Failure of Intelligence is designed to inform the debate over intelligence policy and suggest a reform agenda. The provocative mingling of historical description with contemporary political analysis and reform prescription challenges the conventional wisdom on clandestine collection and ultimately and persuasively asserts that the failure to have diplomatic relations has led to the inability to collect intelligence.

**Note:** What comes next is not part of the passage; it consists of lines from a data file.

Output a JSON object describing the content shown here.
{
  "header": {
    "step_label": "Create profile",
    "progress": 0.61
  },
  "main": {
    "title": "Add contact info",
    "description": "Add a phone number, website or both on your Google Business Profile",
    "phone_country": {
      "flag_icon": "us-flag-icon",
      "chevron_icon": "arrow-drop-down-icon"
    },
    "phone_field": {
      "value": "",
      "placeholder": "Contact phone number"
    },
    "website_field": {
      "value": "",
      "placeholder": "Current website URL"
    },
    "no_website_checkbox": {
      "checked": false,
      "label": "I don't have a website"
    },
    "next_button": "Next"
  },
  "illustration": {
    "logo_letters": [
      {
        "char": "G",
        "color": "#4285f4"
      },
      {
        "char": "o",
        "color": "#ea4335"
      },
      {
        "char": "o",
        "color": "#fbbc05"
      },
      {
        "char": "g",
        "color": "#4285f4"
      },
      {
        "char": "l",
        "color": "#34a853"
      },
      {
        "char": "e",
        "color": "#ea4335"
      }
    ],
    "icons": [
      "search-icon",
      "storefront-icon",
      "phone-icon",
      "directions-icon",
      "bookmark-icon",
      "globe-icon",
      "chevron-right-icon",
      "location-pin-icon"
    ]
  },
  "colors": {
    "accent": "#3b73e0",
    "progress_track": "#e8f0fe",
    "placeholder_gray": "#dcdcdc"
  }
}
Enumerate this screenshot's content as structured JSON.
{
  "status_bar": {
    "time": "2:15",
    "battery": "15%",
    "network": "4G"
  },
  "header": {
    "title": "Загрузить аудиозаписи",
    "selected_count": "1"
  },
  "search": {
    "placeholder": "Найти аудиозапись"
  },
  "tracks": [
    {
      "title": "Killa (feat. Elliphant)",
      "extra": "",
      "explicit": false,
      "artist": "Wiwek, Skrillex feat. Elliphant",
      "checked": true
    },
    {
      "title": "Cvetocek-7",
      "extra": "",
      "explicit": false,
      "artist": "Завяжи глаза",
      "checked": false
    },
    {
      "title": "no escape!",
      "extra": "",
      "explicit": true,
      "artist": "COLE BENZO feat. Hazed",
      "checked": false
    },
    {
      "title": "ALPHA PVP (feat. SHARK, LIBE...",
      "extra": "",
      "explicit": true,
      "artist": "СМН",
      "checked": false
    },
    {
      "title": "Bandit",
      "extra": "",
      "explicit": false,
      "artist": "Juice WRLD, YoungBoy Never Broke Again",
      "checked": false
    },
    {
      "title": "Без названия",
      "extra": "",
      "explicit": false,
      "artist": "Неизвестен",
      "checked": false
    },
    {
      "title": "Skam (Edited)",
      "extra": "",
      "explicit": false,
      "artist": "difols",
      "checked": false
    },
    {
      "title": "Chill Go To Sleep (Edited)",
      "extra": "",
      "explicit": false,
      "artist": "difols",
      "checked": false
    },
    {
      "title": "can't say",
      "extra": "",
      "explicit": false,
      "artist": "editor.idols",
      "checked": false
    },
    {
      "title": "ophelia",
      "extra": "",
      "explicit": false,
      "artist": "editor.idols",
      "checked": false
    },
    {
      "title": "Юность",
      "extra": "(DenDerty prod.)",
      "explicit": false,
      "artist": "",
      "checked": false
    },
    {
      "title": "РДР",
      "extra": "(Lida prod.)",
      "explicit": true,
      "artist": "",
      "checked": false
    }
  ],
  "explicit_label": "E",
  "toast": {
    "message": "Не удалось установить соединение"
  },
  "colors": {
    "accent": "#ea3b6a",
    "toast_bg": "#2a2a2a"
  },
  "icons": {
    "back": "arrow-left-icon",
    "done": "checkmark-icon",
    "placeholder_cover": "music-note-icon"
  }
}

Melvin A. Goodman is a senior fellow at the Center for International Policy and an adjunct professor of government at Johns Hopkins University. He has more than forty years of experience in the CIA, the State Department's Bureau of Intelligence and Research, and the Department of Defense. He is the author or coauthor of six books, including Bush League Diplomacy: How the Neoconservatives are Putting the World at Risk (2004) and The Phantom Defense: The Case Against National Missile Defense (2001).
Chapter 1 1. The Central Intelligence Agency: Organizing for Intelligence Chapter 2 2. Crimes of the Central Intelligence Agency Chapter 3 3. Intelligence: The Importance of Success Chapter 4 4. Intelligence: The Consequences of Failure Chapter 5 5. The Perils of Politicization Chapter 6 6. The CIA and the Soviet Union: Success and Failure Chapter 7 7. CIA and the Threat of Terrorism Chapter 8 8. The 9/11 Tragedy and The Failure of Strategic Intelligence Chapter 9 9. The Iraq War and the White House Chapter 10 10. The Iraq War and the CIA Chapter 11 11. The Failure of Congressional Oversight Chapter 12 12. DCIs and The Decline and Fall of the CIA Chapter 13 13. What Needs To Be Done?